-- SOURCE MATERIAL follows --

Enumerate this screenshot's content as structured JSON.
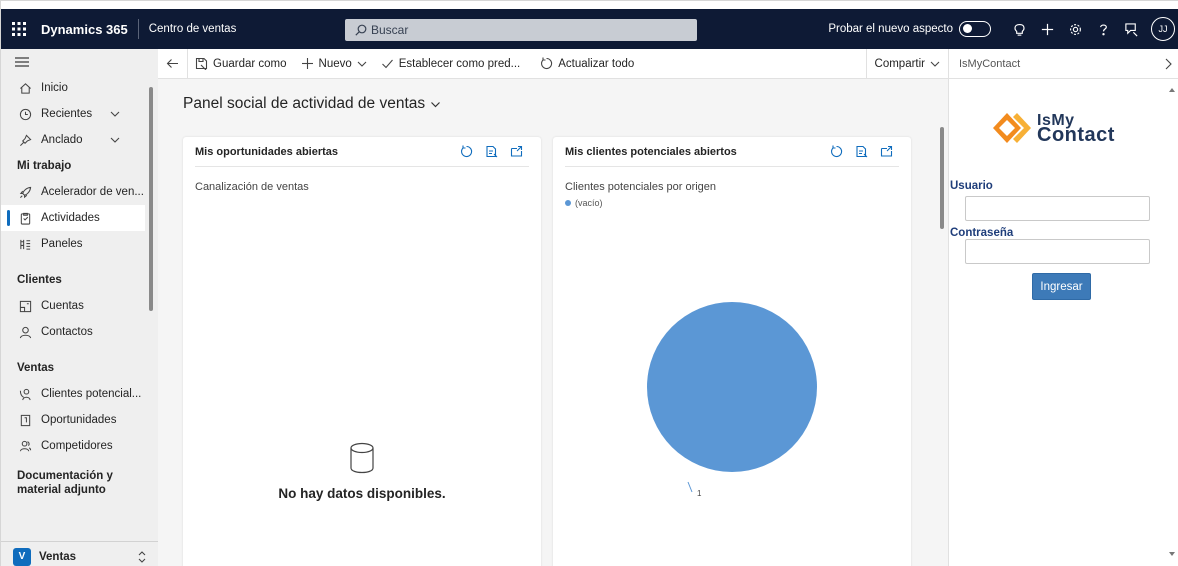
{
  "topbar": {
    "brand": "Dynamics 365",
    "app_name": "Centro de ventas",
    "search_placeholder": "Buscar",
    "try_new_look": "Probar el nuevo aspecto",
    "avatar_initials": "JJ"
  },
  "nav": {
    "items_top": [
      {
        "label": "Inicio",
        "icon": "home-icon"
      },
      {
        "label": "Recientes",
        "icon": "clock-icon"
      },
      {
        "label": "Anclado",
        "icon": "pin-icon"
      }
    ],
    "groups": [
      {
        "title": "Mi trabajo",
        "items": [
          {
            "label": "Acelerador de ven...",
            "icon": "rocket-icon"
          },
          {
            "label": "Actividades",
            "icon": "clipboard-icon",
            "selected": true
          },
          {
            "label": "Paneles",
            "icon": "dashboard-icon"
          }
        ]
      },
      {
        "title": "Clientes",
        "items": [
          {
            "label": "Cuentas",
            "icon": "building-icon"
          },
          {
            "label": "Contactos",
            "icon": "person-icon"
          }
        ]
      },
      {
        "title": "Ventas",
        "items": [
          {
            "label": "Clientes potencial...",
            "icon": "phone-person-icon"
          },
          {
            "label": "Oportunidades",
            "icon": "document-icon"
          },
          {
            "label": "Competidores",
            "icon": "people-icon"
          }
        ]
      },
      {
        "title": "Documentación y material adjunto",
        "items": []
      }
    ],
    "area": {
      "badge": "V",
      "label": "Ventas"
    }
  },
  "commandbar": {
    "save_as": "Guardar como",
    "new": "Nuevo",
    "set_default": "Establecer como pred...",
    "refresh_all": "Actualizar todo",
    "share": "Compartir"
  },
  "main": {
    "title": "Panel social de actividad de ventas",
    "cards": [
      {
        "title": "Mis oportunidades abiertas",
        "subtitle": "Canalización de ventas",
        "empty_text": "No hay datos disponibles."
      },
      {
        "title": "Mis clientes potenciales abiertos",
        "subtitle": "Clientes potenciales por origen",
        "legend": "(vacío)",
        "slice_label": "1"
      }
    ]
  },
  "side_pane": {
    "title": "IsMyContact",
    "logo_line1": "IsMy",
    "logo_line2": "Contact",
    "user_label": "Usuario",
    "password_label": "Contraseña",
    "login_button": "Ingresar"
  },
  "chart_data": {
    "type": "pie",
    "title": "Clientes potenciales por origen",
    "legend": [
      "(vacío)"
    ],
    "series": [
      {
        "values": [
          1
        ]
      }
    ],
    "categories": [
      "(vacío)"
    ],
    "colors": [
      "#5b97d5"
    ]
  }
}
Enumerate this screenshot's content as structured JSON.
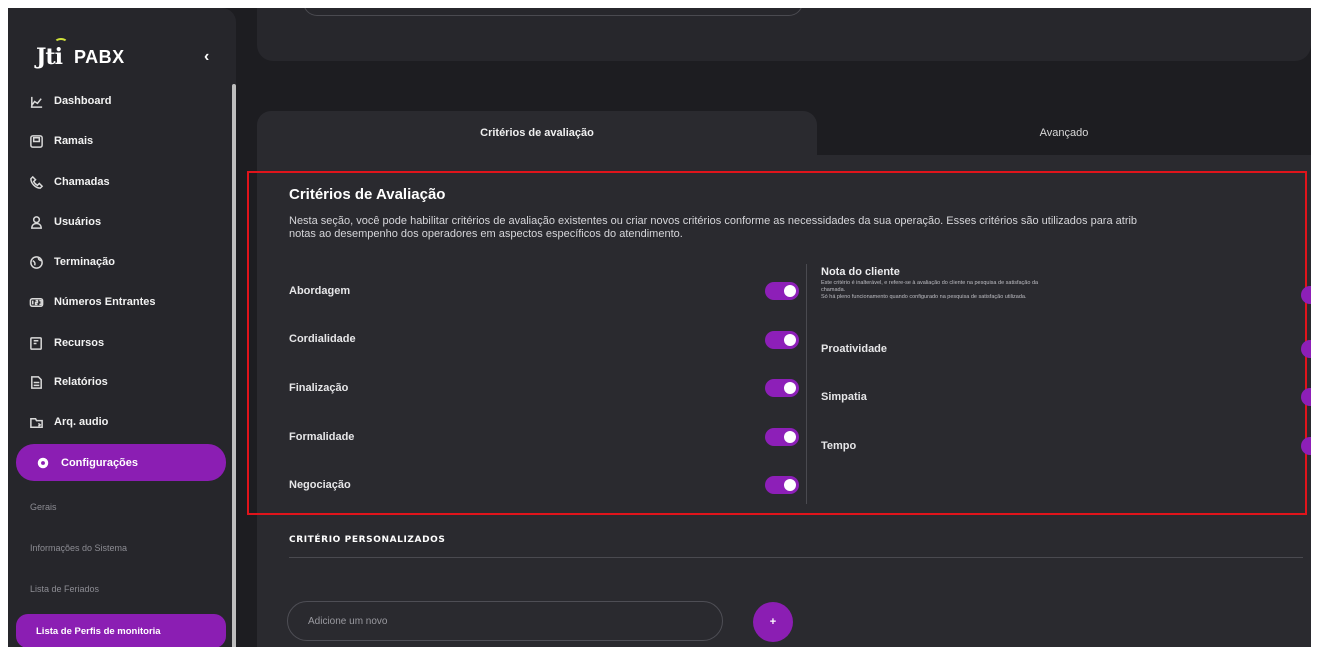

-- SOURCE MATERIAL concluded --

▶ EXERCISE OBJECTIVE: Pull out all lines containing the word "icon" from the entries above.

▶ RESULT FOR THIS TASK:
        "icon": "home-icon"
        "icon": "clock-icon"
        "icon": "pin-icon"
            "icon": "rocket-icon"
            "icon": "clipboard-icon",
            "icon": "dashboard-icon"
            "icon": "building-icon"
            "icon": "person-icon"
            "icon": "phone-person-icon"
            "icon": "document-icon"
            "icon": "people-icon"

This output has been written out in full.